TASK DETAILS: All records that follow are to be output exactly.

==== DATA FOR THIS TASK

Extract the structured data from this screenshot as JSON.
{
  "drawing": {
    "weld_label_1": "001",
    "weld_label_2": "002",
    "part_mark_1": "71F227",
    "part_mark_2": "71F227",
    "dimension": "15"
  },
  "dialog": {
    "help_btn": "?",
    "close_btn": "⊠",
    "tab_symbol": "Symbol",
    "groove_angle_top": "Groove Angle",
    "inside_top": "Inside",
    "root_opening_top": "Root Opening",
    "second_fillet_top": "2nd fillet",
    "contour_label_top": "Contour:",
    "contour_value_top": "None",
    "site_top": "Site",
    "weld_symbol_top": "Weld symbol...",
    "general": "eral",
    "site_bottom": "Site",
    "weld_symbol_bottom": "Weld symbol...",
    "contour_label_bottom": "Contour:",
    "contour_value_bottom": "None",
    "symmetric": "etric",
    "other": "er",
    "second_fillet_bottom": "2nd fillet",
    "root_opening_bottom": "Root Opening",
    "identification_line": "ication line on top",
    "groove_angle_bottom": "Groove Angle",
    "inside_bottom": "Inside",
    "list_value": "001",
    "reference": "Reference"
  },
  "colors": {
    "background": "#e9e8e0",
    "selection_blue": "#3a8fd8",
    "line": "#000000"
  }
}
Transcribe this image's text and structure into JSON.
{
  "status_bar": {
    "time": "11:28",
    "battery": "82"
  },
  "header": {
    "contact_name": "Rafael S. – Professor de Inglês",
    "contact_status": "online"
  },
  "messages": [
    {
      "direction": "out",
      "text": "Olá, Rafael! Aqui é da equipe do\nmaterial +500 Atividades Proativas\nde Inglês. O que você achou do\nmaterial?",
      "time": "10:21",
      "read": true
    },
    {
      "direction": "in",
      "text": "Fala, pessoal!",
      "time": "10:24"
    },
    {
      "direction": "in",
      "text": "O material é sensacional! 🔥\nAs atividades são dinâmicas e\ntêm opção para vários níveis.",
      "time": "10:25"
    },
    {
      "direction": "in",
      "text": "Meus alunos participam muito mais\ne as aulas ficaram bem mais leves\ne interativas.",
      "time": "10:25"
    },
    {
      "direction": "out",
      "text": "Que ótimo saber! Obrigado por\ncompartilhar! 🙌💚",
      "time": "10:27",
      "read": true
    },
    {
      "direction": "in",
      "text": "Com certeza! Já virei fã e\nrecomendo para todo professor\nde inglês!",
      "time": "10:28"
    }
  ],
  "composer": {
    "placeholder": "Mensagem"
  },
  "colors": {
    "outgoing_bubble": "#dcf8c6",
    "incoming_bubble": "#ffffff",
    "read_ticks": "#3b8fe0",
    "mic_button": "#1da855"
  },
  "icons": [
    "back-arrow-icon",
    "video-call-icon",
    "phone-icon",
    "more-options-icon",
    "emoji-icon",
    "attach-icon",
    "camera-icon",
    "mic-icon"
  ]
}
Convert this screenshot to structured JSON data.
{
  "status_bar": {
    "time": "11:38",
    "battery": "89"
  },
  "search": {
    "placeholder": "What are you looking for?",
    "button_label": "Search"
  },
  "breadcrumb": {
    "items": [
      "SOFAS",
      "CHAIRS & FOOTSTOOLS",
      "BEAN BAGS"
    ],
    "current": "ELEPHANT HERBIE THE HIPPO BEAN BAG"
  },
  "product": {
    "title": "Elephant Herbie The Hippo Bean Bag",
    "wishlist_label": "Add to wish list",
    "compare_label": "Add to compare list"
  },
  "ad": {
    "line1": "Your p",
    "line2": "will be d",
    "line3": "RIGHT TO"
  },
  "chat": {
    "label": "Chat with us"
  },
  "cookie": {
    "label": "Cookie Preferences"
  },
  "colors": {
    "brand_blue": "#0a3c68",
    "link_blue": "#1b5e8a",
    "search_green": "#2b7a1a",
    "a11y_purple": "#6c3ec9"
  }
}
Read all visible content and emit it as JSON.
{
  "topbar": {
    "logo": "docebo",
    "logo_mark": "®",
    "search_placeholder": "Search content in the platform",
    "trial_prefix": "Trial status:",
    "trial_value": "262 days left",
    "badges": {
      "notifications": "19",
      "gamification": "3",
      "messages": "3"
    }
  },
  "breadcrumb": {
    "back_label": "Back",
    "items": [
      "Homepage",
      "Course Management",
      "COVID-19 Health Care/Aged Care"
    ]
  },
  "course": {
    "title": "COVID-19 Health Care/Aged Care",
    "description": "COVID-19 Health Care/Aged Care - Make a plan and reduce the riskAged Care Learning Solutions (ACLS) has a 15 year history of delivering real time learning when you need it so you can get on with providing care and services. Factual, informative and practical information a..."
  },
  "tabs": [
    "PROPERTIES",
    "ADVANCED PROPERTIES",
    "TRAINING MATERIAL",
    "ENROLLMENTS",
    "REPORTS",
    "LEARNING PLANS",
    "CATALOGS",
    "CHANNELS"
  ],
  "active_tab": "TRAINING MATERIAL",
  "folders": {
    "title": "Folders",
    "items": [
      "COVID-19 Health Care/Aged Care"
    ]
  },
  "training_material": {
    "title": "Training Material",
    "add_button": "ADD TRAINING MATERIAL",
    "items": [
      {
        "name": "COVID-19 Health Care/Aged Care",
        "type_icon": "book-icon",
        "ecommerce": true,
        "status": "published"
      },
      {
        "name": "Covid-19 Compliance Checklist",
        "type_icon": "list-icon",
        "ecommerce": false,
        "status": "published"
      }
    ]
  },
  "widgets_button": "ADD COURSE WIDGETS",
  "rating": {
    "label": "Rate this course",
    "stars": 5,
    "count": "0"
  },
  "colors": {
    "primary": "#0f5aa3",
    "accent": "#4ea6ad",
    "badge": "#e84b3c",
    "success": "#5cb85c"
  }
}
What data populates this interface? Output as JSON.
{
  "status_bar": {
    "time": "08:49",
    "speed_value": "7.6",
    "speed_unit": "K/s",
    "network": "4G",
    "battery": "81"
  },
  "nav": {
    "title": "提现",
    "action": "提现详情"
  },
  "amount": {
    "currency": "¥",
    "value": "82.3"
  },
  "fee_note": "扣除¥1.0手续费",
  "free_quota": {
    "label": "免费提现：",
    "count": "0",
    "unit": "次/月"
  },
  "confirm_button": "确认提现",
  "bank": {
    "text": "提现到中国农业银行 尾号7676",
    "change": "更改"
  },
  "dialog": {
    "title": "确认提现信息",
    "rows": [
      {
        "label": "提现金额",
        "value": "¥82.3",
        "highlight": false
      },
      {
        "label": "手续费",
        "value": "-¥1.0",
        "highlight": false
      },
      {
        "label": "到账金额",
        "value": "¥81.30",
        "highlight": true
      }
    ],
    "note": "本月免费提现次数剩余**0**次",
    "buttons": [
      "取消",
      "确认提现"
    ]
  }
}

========

WRITTEN SOLUTION:
Extract the structured data from this screenshot as JSON.
{
  "drawing": {
    "weld_label_1": "001",
    "weld_label_2": "002",
    "part_mark_1": "71F227",
    "part_mark_2": "71F227",
    "dimension": "15"
  },
  "dialog": {
    "help_btn": "?",
    "close_btn": "⊠",
    "tab_symbol": "Symbol",
    "groove_angle_top": "Groove Angle",
    "inside_top": "Inside",
    "root_opening_top": "Root Opening",
    "second_fillet_top": "2nd fillet",
    "contour_label_top": "Contour:",
    "contour_value_top": "None",
    "site_top": "Site",
    "weld_symbol_top": "Weld symbol...",
    "general": "eral",
    "site_bottom": "Site",
    "weld_symbol_bottom": "Weld symbol...",
    "contour_label_bottom": "Contour:",
    "contour_value_bottom": "None",
    "symmetric": "etric",
    "other": "er",
    "second_fillet_bottom": "2nd fillet",
    "root_opening_bottom": "Root Opening",
    "identification_line": "ication line on top",
    "groove_angle_bottom": "Groove Angle",
    "inside_bottom": "Inside",
    "list_value": "001",
    "reference": "Reference"
  },
  "colors": {
    "background": "#e9e8e0",
    "selection_blue": "#3a8fd8",
    "line": "#000000"
  }
}
Transcribe this image's text and structure into JSON.
{
  "status_bar": {
    "time": "11:28",
    "battery": "82"
  },
  "header": {
    "contact_name": "Rafael S. – Professor de Inglês",
    "contact_status": "online"
  },
  "messages": [
    {
      "direction": "out",
      "text": "Olá, Rafael! Aqui é da equipe do\nmaterial +500 Atividades Proativas\nde Inglês. O que você achou do\nmaterial?",
      "time": "10:21",
      "read": true
    },
    {
      "direction": "in",
      "text": "Fala, pessoal!",
      "time": "10:24"
    },
    {
      "direction": "in",
      "text": "O material é sensacional! 🔥\nAs atividades são dinâmicas e\ntêm opção para vários níveis.",
      "time": "10:25"
    },
    {
      "direction": "in",
      "text": "Meus alunos participam muito mais\ne as aulas ficaram bem mais leves\ne interativas.",
      "time": "10:25"
    },
    {
      "direction": "out",
      "text": "Que ótimo saber! Obrigado por\ncompartilhar! 🙌💚",
      "time": "10:27",
      "read": true
    },
    {
      "direction": "in",
      "text": "Com certeza! Já virei fã e\nrecomendo para todo professor\nde inglês!",
      "time": "10:28"
    }
  ],
  "composer": {
    "placeholder": "Mensagem"
  },
  "colors": {
    "outgoing_bubble": "#dcf8c6",
    "incoming_bubble": "#ffffff",
    "read_ticks": "#3b8fe0",
    "mic_button": "#1da855"
  },
  "icons": [
    "back-arrow-icon",
    "video-call-icon",
    "phone-icon",
    "more-options-icon",
    "emoji-icon",
    "attach-icon",
    "camera-icon",
    "mic-icon"
  ]
}
Convert this screenshot to structured JSON data.
{
  "status_bar": {
    "time": "11:38",
    "battery": "89"
  },
  "search": {
    "placeholder": "What are you looking for?",
    "button_label": "Search"
  },
  "breadcrumb": {
    "items": [
      "SOFAS",
      "CHAIRS & FOOTSTOOLS",
      "BEAN BAGS"
    ],
    "current": "ELEPHANT HERBIE THE HIPPO BEAN BAG"
  },
  "product": {
    "title": "Elephant Herbie The Hippo Bean Bag",
    "wishlist_label": "Add to wish list",
    "compare_label": "Add to compare list"
  },
  "ad": {
    "line1": "Your p",
    "line2": "will be d",
    "line3": "RIGHT TO"
  },
  "chat": {
    "label": "Chat with us"
  },
  "cookie": {
    "label": "Cookie Preferences"
  },
  "colors": {
    "brand_blue": "#0a3c68",
    "link_blue": "#1b5e8a",
    "search_green": "#2b7a1a",
    "a11y_purple": "#6c3ec9"
  }
}
Read all visible content and emit it as JSON.
{
  "topbar": {
    "logo": "docebo",
    "logo_mark": "®",
    "search_placeholder": "Search content in the platform",
    "trial_prefix": "Trial status:",
    "trial_value": "262 days left",
    "badges": {
      "notifications": "19",
      "gamification": "3",
      "messages": "3"
    }
  },
  "breadcrumb": {
    "back_label": "Back",
    "items": [
      "Homepage",
      "Course Management",
      "COVID-19 Health Care/Aged Care"
    ]
  },
  "course": {
    "title": "COVID-19 Health Care/Aged Care",
    "description": "COVID-19 Health Care/Aged Care - Make a plan and reduce the riskAged Care Learning Solutions (ACLS) has a 15 year history of delivering real time learning when you need it so you can get on with providing care and services. Factual, informative and practical information a..."
  },
  "tabs": [
    "PROPERTIES",
    "ADVANCED PROPERTIES",
    "TRAINING MATERIAL",
    "ENROLLMENTS",
    "REPORTS",
    "LEARNING PLANS",
    "CATALOGS",
    "CHANNELS"
  ],
  "active_tab": "TRAINING MATERIAL",
  "folders": {
    "title": "Folders",
    "items": [
      "COVID-19 Health Care/Aged Care"
    ]
  },
  "training_material": {
    "title": "Training Material",
    "add_button": "ADD TRAINING MATERIAL",
    "items": [
      {
        "name": "COVID-19 Health Care/Aged Care",
        "type_icon": "book-icon",
        "ecommerce": true,
        "status": "published"
      },
      {
        "name": "Covid-19 Compliance Checklist",
        "type_icon": "list-icon",
        "ecommerce": false,
        "status": "published"
      }
    ]
  },
  "widgets_button": "ADD COURSE WIDGETS",
  "rating": {
    "label": "Rate this course",
    "stars": 5,
    "count": "0"
  },
  "colors": {
    "primary": "#0f5aa3",
    "accent": "#4ea6ad",
    "badge": "#e84b3c",
    "success": "#5cb85c"
  }
}
What data populates this interface? Output as JSON.
{
  "status_bar": {
    "time": "08:49",
    "speed_value": "7.6",
    "speed_unit": "K/s",
    "network": "4G",
    "battery": "81"
  },
  "nav": {
    "title": "提现",
    "action": "提现详情"
  },
  "amount": {
    "currency": "¥",
    "value": "82.3"
  },
  "fee_note": "扣除¥1.0手续费",
  "free_quota": {
    "label": "免费提现：",
    "count": "0",
    "unit": "次/月"
  },
  "confirm_button": "确认提现",
  "bank": {
    "text": "提现到中国农业银行 尾号7676",
    "change": "更改"
  },
  "dialog": {
    "title": "确认提现信息",
    "rows": [
      {
        "label": "提现金额",
        "value": "¥82.3",
        "highlight": false
      },
      {
        "label": "手续费",
        "value": "-¥1.0",
        "highlight": false
      },
      {
        "label": "到账金额",
        "value": "¥81.30",
        "highlight": true
      }
    ],
    "note": "本月免费提现次数剩余**0**次",
    "buttons": [
      "取消",
      "确认提现"
    ]
  }
}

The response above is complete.